» Prompt
Identify every line in the records below that contains the word "JSON", and copy each of those lines.

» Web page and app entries
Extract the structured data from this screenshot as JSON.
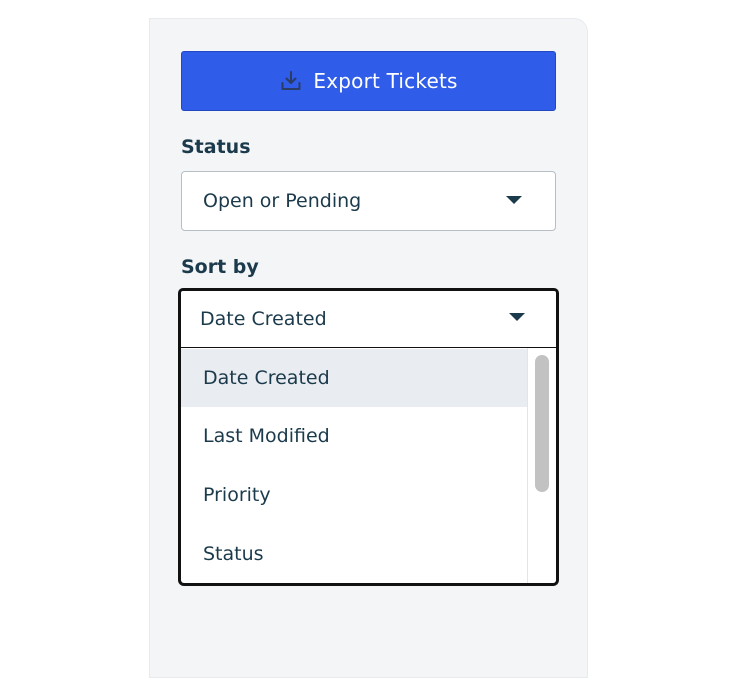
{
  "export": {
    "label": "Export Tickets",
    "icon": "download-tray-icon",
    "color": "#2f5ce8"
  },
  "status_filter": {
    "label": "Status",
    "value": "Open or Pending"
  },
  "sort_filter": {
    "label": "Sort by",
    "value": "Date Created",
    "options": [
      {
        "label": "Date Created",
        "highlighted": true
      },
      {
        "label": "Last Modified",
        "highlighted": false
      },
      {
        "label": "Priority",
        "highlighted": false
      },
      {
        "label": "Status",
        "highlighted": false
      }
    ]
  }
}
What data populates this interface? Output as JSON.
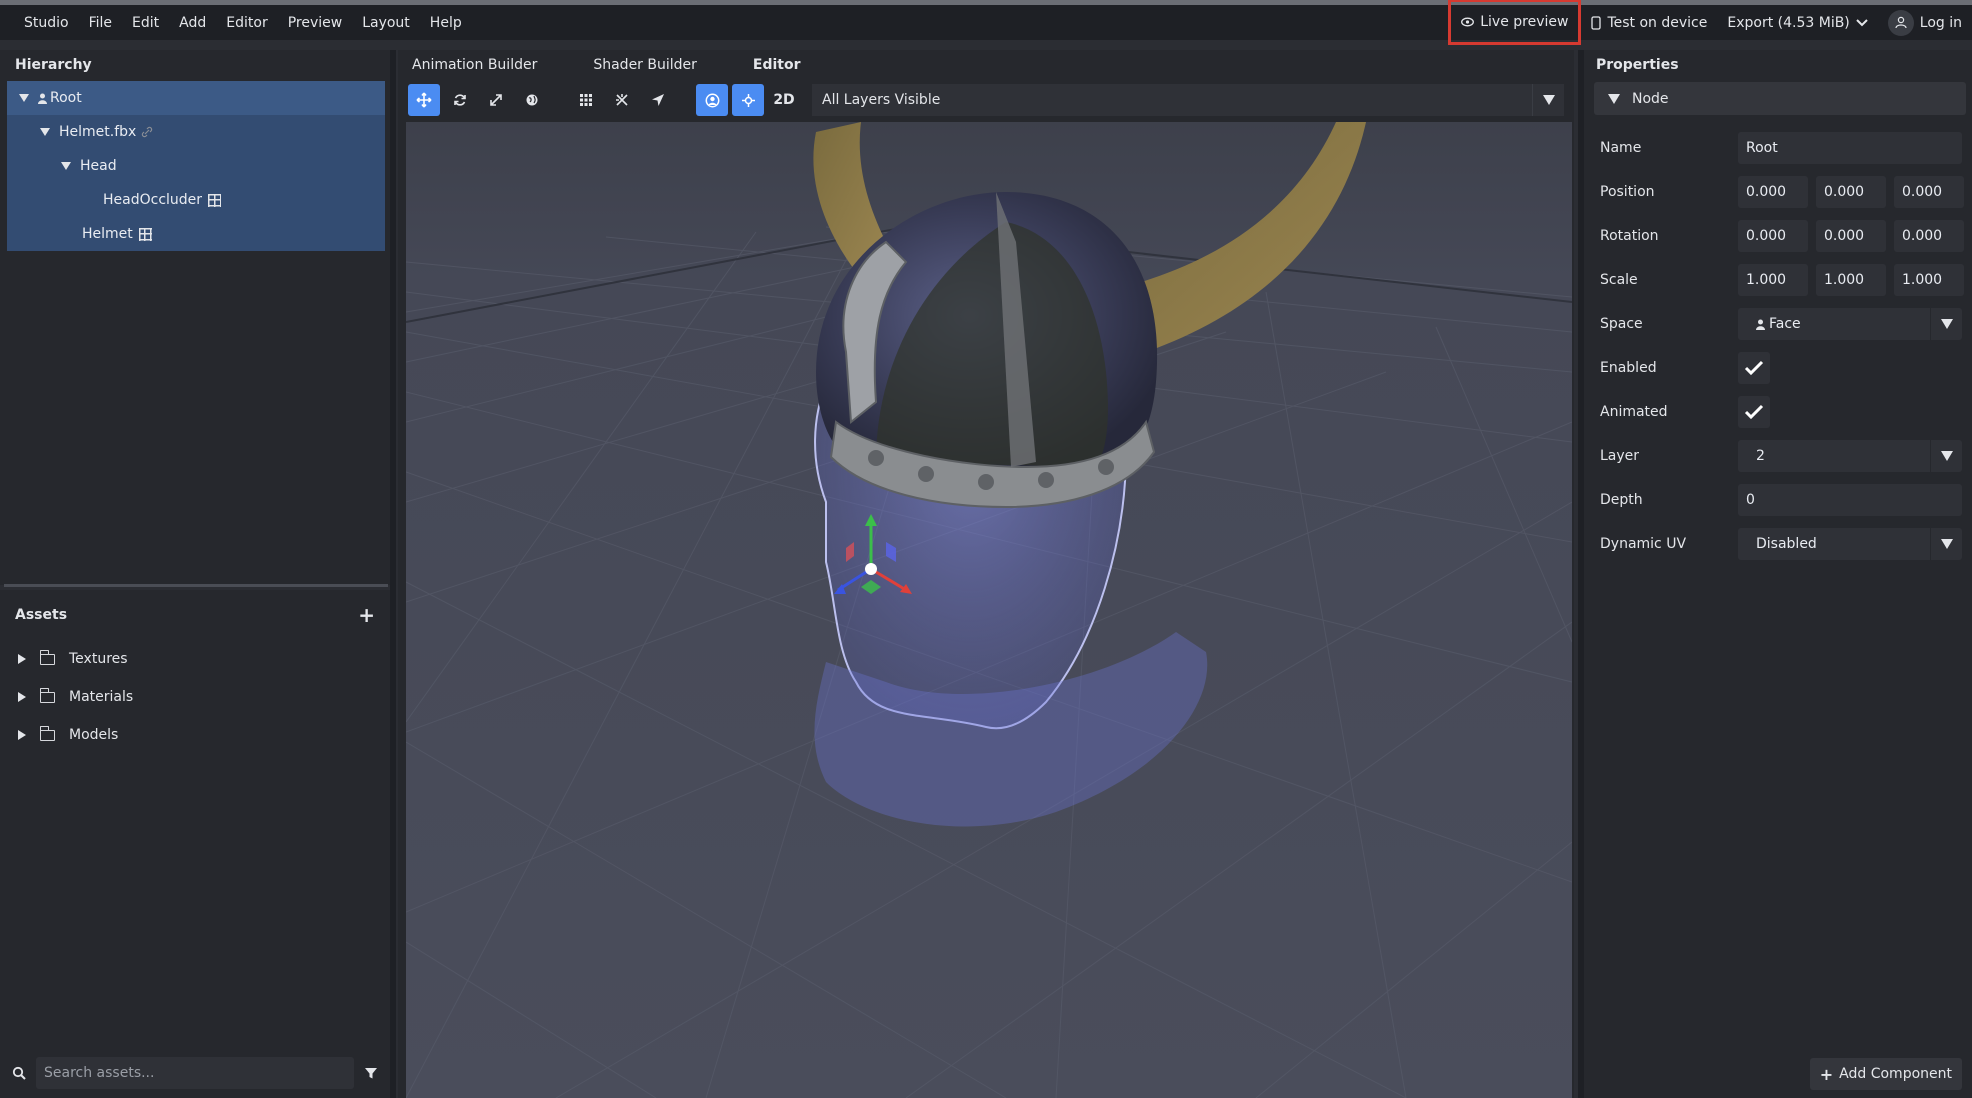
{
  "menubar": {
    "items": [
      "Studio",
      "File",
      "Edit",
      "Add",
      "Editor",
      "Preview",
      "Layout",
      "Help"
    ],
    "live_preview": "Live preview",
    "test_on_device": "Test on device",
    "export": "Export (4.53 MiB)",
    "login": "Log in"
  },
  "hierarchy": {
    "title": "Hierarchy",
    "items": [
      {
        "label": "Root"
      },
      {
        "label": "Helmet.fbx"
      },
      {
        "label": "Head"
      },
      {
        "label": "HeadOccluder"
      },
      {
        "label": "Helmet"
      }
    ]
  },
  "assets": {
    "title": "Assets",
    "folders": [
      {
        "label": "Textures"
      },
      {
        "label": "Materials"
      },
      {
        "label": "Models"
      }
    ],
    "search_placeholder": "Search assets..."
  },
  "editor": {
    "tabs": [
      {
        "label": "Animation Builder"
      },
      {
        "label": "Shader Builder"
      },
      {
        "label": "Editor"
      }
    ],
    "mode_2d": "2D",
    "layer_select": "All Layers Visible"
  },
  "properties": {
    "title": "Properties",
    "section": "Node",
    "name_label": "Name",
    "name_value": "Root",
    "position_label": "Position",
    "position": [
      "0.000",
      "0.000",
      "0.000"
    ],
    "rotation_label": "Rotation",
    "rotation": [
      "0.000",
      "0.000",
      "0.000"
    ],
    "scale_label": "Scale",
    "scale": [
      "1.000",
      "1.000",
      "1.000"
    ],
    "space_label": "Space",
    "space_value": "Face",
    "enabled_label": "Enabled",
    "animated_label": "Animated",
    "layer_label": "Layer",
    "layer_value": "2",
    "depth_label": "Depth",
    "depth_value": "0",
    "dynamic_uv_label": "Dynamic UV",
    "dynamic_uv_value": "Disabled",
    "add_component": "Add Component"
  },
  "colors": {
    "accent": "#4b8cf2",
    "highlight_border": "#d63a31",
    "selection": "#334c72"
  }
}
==
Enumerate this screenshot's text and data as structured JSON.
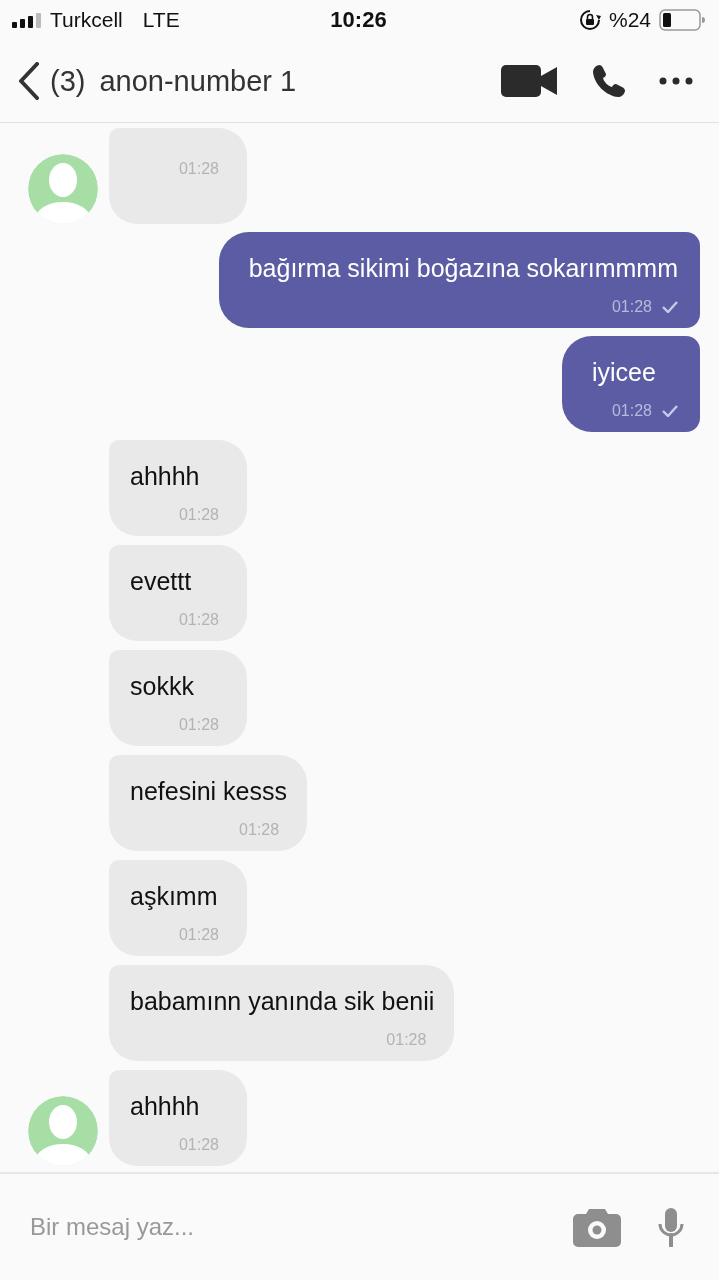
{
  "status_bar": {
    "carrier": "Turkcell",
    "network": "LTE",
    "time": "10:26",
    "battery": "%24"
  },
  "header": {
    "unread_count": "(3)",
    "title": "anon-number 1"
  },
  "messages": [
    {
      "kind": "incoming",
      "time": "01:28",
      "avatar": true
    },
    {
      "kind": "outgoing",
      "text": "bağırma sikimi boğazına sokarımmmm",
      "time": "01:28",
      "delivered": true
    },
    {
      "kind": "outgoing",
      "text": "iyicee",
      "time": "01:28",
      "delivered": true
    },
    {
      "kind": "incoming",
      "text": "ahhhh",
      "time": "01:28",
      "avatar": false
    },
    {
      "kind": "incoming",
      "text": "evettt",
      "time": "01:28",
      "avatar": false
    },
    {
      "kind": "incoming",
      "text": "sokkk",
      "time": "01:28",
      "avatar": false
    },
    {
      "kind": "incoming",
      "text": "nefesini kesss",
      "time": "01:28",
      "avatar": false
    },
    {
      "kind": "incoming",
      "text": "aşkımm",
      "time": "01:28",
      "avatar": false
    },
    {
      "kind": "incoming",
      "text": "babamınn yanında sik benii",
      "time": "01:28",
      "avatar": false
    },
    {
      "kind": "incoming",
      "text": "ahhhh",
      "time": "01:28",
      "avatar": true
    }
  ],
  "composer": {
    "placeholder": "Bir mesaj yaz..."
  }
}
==
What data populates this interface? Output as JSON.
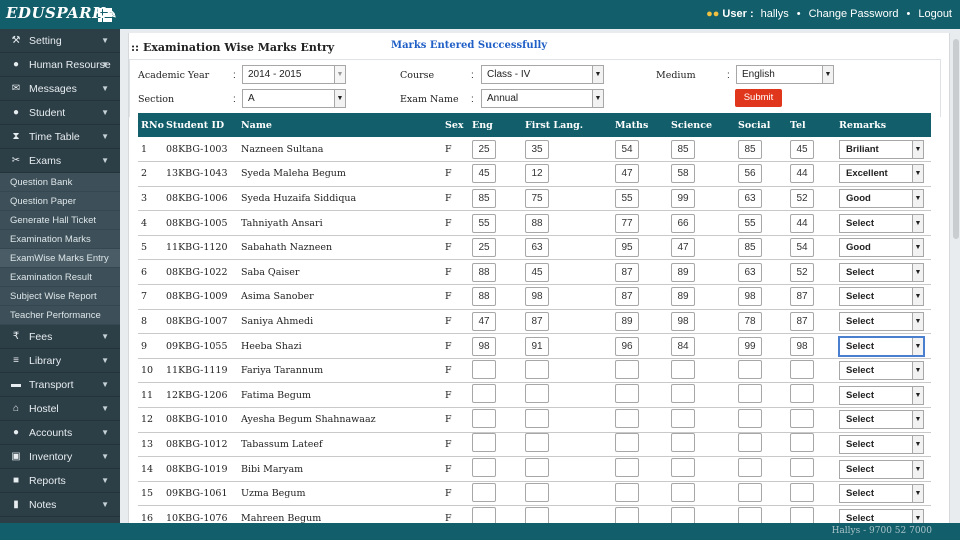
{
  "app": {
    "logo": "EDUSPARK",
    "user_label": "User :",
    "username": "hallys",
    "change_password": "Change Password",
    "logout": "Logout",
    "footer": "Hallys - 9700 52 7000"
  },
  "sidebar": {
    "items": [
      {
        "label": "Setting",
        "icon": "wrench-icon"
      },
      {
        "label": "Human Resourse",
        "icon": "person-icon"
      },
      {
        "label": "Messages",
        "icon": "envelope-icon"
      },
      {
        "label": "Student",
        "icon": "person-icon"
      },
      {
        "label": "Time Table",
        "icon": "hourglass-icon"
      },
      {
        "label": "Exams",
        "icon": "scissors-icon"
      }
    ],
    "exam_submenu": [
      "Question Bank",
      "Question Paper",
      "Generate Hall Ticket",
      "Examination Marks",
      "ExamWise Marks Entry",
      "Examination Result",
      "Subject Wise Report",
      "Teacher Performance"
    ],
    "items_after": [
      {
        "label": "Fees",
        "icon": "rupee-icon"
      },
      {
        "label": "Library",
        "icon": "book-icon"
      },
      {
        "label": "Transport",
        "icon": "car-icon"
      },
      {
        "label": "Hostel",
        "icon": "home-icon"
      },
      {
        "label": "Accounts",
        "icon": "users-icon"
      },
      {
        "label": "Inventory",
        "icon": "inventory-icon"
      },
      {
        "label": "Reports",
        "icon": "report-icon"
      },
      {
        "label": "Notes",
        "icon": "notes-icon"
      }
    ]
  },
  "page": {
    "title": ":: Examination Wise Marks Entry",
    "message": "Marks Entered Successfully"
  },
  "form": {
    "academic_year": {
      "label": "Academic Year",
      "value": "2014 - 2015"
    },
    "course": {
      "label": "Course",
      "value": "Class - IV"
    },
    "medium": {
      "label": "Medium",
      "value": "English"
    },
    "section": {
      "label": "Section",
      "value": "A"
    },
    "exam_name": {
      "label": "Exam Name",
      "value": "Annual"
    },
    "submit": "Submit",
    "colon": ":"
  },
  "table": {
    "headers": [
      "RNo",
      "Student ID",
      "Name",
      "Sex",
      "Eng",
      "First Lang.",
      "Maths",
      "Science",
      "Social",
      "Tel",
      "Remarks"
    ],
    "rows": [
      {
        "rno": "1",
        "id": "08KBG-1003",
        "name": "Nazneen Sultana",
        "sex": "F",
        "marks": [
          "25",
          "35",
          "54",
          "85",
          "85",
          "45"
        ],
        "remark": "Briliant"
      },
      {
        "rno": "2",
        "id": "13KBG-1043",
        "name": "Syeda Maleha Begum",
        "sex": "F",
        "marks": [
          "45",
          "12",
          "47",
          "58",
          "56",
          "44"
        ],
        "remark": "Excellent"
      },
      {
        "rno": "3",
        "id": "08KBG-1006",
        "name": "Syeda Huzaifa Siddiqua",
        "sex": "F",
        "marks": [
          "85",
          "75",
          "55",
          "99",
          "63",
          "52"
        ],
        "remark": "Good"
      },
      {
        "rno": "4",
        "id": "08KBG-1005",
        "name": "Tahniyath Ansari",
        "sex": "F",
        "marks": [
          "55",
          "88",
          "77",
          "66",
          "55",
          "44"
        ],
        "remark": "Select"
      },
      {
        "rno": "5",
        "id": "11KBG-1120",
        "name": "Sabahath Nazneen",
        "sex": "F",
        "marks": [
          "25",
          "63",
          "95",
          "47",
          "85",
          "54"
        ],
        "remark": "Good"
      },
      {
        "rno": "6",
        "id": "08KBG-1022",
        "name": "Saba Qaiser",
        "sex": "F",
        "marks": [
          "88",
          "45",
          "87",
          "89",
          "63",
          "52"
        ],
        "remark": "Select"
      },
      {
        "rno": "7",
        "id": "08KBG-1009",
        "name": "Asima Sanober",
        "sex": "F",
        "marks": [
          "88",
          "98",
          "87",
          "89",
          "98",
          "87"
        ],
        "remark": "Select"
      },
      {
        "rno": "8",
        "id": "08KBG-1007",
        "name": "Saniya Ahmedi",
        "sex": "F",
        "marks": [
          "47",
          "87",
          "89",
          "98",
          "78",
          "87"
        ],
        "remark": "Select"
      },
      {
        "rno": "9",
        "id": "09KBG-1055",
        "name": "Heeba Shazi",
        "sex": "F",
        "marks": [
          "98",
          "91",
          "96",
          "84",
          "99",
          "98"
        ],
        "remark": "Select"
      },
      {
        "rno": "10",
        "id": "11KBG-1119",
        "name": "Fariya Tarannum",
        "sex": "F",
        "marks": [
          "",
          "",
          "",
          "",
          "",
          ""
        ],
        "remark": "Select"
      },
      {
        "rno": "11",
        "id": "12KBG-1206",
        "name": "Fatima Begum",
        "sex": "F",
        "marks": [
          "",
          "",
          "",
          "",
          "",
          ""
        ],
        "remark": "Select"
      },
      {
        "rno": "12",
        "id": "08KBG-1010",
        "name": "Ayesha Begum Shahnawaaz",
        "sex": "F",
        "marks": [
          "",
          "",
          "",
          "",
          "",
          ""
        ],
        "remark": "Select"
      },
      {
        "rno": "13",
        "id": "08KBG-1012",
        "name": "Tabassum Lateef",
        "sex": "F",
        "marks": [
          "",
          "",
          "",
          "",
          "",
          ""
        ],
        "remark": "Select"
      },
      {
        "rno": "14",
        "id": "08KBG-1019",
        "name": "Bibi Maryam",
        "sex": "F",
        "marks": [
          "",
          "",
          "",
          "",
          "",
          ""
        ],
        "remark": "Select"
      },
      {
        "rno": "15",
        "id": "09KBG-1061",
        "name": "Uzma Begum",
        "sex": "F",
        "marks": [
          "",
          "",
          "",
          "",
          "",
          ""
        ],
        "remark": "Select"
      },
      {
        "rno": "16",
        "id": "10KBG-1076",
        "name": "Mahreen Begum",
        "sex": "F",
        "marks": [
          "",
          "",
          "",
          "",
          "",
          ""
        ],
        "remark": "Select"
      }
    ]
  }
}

» Your response
Extract the structured data from this screenshot as JSON.
What data populates this interface? Output as JSON.
Enumerate this screenshot's text and data as structured JSON.
What data populates this interface? Output as JSON.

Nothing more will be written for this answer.